Assuming Qualcomm’s numbers and no restrictions for tighter thermal constraints, Microsoft’s prized tablet PC could be more potent than the current gen Dell XPS 15 workstation and get better battery life than the iPad Pro.
Laptops have been getting thinner and more powerful, but battery life hasn't really been going up. We're all dreaming of an ultraportable laptop that can handle the workloads we'd put through a powerful desktop, all the while not needing to worry about carrying a charger. That moment, finally, looks possible.
Snapdragon X Elite also looks powerful enough to brute force any ARM/x86 software compatibility and performance constraints we've had to deal with to this point. It works in gaming, so there's no reason to believe it won't work outside of it.
ARM laptops that can game?
An ARM laptop that can actually game? Apple has proved it possible, but Windows has an enormous advantage in this space. The Snapdragon X Elite isn't just about that incredible Oryon CPU but also the Adreno GPU that will pair with it.
There are a couple of things that caught my eye that give me hope that a slim, ARM-powered laptop might also scratch my gaming itch in the future. The first is the 4.6 TFLOPS figure. This is more powerful than an Xbox Series S. It's not an apples-to-apples (pun intended) comparison, but it gives you some idea of how capable it will be. Creative workflows should also find great benefits from it.
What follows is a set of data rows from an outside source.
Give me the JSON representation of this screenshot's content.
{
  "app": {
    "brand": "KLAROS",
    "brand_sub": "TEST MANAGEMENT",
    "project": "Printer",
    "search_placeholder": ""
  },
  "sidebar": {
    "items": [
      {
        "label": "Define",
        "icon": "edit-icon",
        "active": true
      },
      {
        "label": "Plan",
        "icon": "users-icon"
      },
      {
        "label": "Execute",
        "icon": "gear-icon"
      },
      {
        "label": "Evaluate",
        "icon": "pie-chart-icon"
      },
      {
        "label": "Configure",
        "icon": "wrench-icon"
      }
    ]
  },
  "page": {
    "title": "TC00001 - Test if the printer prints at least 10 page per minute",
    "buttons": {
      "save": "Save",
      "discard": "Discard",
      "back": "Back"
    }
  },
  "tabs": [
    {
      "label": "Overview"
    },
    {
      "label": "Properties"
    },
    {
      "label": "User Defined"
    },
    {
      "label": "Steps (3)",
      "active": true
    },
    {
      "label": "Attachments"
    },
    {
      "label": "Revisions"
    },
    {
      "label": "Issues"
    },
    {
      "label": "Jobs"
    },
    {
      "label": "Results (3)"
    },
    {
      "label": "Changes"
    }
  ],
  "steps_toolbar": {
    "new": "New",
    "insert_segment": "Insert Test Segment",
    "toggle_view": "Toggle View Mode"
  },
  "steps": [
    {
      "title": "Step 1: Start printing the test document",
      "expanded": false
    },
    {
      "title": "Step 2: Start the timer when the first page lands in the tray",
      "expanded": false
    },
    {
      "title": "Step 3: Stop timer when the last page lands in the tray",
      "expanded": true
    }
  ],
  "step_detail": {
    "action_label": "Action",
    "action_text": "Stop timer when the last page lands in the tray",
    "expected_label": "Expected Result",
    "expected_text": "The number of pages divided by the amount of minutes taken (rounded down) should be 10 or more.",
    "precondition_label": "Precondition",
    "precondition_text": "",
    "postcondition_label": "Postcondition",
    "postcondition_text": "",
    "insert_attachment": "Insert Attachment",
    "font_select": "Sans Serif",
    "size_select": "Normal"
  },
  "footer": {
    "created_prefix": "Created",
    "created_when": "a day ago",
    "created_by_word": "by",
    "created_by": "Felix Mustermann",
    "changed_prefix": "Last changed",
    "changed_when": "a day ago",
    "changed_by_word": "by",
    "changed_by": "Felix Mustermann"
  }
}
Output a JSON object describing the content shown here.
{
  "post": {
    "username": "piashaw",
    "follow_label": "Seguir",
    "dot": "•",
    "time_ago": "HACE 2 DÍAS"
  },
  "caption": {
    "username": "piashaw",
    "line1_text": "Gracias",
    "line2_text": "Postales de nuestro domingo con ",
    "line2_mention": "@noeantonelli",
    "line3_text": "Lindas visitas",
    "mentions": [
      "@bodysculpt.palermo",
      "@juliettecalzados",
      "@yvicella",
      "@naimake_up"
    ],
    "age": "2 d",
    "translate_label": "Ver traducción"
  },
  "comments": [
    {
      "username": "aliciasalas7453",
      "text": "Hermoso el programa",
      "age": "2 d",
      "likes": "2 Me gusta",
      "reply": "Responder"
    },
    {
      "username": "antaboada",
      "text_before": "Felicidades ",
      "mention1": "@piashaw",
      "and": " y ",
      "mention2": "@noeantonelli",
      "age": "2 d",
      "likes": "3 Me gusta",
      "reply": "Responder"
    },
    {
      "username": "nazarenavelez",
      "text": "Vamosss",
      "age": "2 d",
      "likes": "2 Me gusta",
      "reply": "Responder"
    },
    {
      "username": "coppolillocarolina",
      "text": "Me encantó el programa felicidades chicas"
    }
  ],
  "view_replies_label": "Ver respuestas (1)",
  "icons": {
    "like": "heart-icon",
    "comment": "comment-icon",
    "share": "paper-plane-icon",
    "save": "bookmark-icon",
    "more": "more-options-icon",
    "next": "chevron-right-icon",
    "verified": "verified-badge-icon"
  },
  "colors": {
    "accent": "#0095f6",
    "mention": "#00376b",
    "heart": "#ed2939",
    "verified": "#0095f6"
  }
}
It's DX12 compatible, as you'd hope, but right there at the bottom, it mentions upgradeable drivers. From a gaming perspective, this is crucial. How often does your NVIDIA/AMD/Intel graphics product get a "game ready" driver update for new titles? Obviously, current Qualcomm chips on Windows have drivers because everything needs a driver, but to see it highlighted like this caught my eye. With all this promised performance, could gamers start to benefit going forward as well? I sure hope so.
Exciting times ahead for Windows laptops
Admittedly, seeing a company get up on stage and put Apple back in its box is always fun. And no doubt Cupertino will fight back with its upcoming Halloween Mac event, promising more and using deliberately nondescript graphs to lure people in.
Based on what we've already heard, though, Qualcomm certainly has its ducks in a row when it comes to competing. Intel is also due to debut the 14th Gen laptop chips before the end of 2023, and we've also recently heard reports that AMD and NVIDIA will get into ARM when the Qualcomm exclusivity arrangement with Microsoft expires.
Laptops are going to get exciting again, and that's for everyone. While Snapdragon X Elite is leading the charge and will be for the higher-end devices, there will be others, more affordable, perhaps even more powerful options. Intel will have to keep pushing forward, and others are looking to join in the race. This really is the start of a seismic shift, and I'm here for it.